“You can put your shirt on Gerry Adams getting re-elected in West Belfast,” he said, referring to the leader of the main nationalist party, Sinn Fein. Peter Robinson should also hold on to his East Belfast seat, “though he is out knocking doors for the first time in recent elections.”
Robinson, leader of the DUP, could normally expect a big majority but he was severely embarrassed in January when it emerged his wife Iris, a born-again Christian, had an affair with a 19-year-old man, and police are now investigating her financial affairs. She is currently in London for psychiatric treatment, while her husband has been shoring up his political credibility at home.
A Belfast Telegraph poll indicated that the DUP would get 26 percent of the vote and Sinn Fein 25 percent, similar to recent elections. Indeed, before Cameron arrived the general election here was dull and boring, which is good news for those who remember when polls meant bombs and street violence.
The police are still wary of attacks from dissident republicans on polling day. Deputy Chief Constable Judith Gillespie said, “From February of last year the threat has been raised to the level of severe, and from February of this year that threat has worsened.” Earlier this month dissidents exploded a car bomb outside a British Army base in Holywood, County Down where MI5 (the counter-intelligence and security service) has its headquarters.
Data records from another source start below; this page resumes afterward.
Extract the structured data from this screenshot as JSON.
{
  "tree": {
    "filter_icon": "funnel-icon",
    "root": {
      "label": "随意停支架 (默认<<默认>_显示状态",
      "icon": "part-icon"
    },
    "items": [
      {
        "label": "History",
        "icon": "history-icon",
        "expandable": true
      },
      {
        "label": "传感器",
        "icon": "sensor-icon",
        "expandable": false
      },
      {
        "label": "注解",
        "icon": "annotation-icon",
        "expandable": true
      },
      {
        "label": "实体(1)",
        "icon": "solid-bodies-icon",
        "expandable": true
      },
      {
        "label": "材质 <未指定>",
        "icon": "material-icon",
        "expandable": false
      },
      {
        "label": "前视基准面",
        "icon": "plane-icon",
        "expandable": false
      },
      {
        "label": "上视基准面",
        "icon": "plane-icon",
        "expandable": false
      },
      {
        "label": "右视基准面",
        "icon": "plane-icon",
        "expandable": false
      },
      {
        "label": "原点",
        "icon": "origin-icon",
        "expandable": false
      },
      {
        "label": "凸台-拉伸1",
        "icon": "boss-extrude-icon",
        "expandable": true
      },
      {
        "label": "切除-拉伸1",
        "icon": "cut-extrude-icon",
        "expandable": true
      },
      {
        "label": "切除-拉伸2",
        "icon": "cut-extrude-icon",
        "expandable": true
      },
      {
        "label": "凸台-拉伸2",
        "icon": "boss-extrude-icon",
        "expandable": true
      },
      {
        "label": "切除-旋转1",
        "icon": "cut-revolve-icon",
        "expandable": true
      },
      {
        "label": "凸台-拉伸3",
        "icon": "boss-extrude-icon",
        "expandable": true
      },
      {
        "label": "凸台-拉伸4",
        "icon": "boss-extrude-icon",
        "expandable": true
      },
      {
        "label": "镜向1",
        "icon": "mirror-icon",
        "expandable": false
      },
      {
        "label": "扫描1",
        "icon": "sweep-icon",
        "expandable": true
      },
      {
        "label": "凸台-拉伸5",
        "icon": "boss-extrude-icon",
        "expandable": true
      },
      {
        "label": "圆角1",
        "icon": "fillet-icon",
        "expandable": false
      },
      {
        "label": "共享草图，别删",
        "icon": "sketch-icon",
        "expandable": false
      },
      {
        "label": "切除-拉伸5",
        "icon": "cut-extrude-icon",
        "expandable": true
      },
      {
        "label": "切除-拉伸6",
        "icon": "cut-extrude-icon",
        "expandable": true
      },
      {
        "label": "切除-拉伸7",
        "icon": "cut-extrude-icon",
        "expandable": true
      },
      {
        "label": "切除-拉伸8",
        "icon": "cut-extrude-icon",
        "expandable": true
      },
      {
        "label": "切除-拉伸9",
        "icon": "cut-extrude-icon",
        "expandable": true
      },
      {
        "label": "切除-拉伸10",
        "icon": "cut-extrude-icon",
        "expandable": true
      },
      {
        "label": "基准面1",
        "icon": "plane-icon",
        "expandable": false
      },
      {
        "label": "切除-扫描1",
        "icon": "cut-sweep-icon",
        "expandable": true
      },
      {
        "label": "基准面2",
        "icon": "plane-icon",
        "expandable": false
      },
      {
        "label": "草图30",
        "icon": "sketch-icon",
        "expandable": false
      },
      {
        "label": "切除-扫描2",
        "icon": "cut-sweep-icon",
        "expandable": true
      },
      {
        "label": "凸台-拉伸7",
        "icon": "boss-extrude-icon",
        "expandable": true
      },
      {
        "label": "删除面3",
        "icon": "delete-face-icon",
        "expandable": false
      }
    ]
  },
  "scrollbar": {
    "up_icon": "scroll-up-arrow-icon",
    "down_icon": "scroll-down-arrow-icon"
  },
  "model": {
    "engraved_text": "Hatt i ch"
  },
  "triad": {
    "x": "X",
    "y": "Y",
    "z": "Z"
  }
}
Previous elections have been overshadowed by the question of whether Northern Ireland’s future lay with the U.K. or the Irish Republic, but that has been settled, for now, with the establishment of an elected assembly at Stormont where nationalist and unionist parties share power. The next assembly elections are in May 2011. That election, as far as most Northern Ireland parties are concerned, is when the real action will be.